Launched in 2002, the two identical Gravity Recovery and Climate Experiment (GRACE) satellites operate in identical 500-kilometer low Earth orbits separated by some 220 kilometers. They measure small changes in the gravity field due to changes in mass in different areas of the Earth.

NASA and the German Aerospace Center, DLR, signed their initial bilateral accord on GRACE in 1998. The satellites originally were expected to remain in service for five years but are now expected to continue to function through 2015.

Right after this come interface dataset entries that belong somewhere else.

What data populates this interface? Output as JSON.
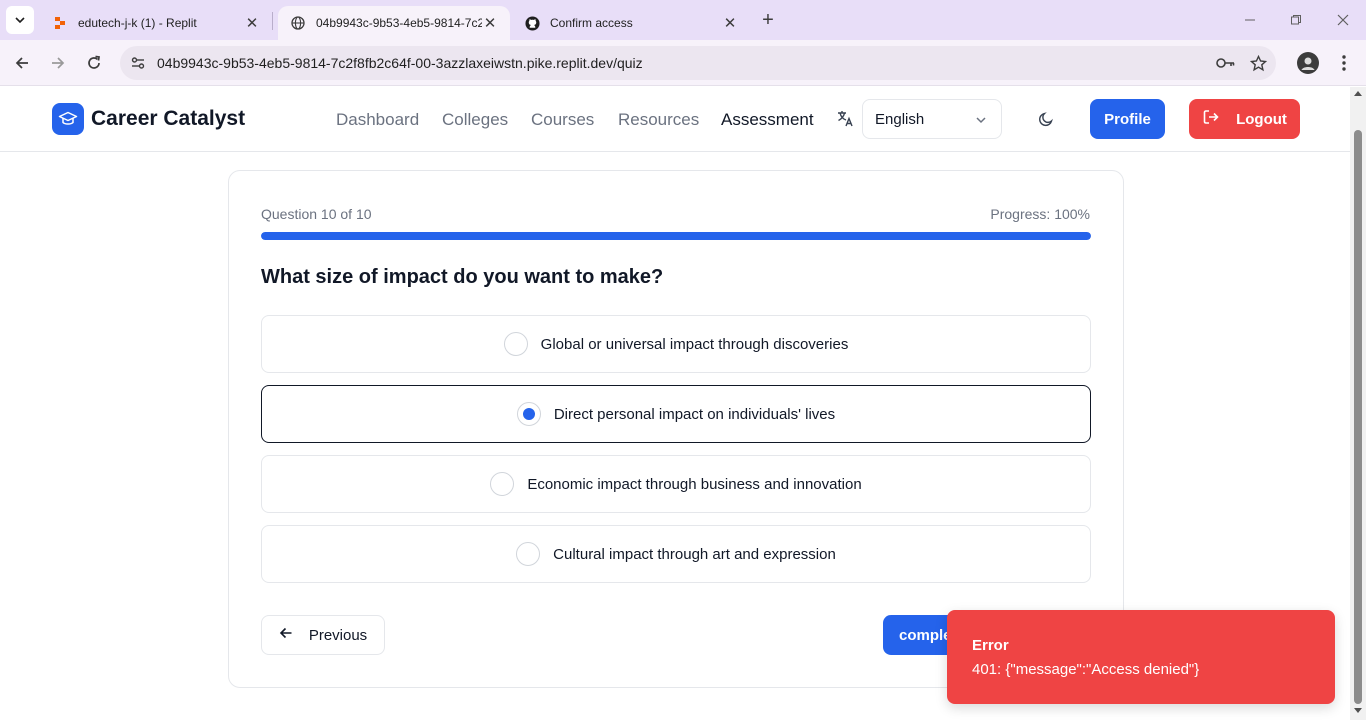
{
  "browser": {
    "tabs": [
      {
        "title": "edutech-j-k (1) - Replit",
        "active": false
      },
      {
        "title": "04b9943c-9b53-4eb5-9814-7c2",
        "active": true
      },
      {
        "title": "Confirm access",
        "active": false
      }
    ],
    "url": "04b9943c-9b53-4eb5-9814-7c2f8fb2c64f-00-3azzlaxeiwstn.pike.replit.dev/quiz"
  },
  "header": {
    "brand": "Career Catalyst",
    "nav": [
      "Dashboard",
      "Colleges",
      "Courses",
      "Resources",
      "Assessment"
    ],
    "active_nav": "Assessment",
    "language": "English",
    "profile_label": "Profile",
    "logout_label": "Logout"
  },
  "quiz": {
    "question_counter": "Question 10 of 10",
    "progress_label": "Progress: 100%",
    "progress_fraction": 1.0,
    "question": "What size of impact do you want to make?",
    "options": [
      {
        "label": "Global or universal impact through discoveries",
        "selected": false
      },
      {
        "label": "Direct personal impact on individuals' lives",
        "selected": true
      },
      {
        "label": "Economic impact through business and innovation",
        "selected": false
      },
      {
        "label": "Cultural impact through art and expression",
        "selected": false
      }
    ],
    "previous_label": "Previous",
    "complete_label": "comple"
  },
  "toast": {
    "title": "Error",
    "message": "401: {\"message\":\"Access denied\"}"
  },
  "colors": {
    "primary": "#2563eb",
    "danger": "#ef4444",
    "chrome_tabbar": "#e8def8"
  }
}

The two-year renewal signed at the Berlin air show, ILA 2010, by NASA Deputy Administrator Lori Garver and DLR Chairman Johann-Dietrich Woerner extends operations to the end of the satellites’ functional lives. DLR officials said the DLR share of GRACE operating costs, including data download and distribution, is around 1.75 million euros ($2.1 million) per year.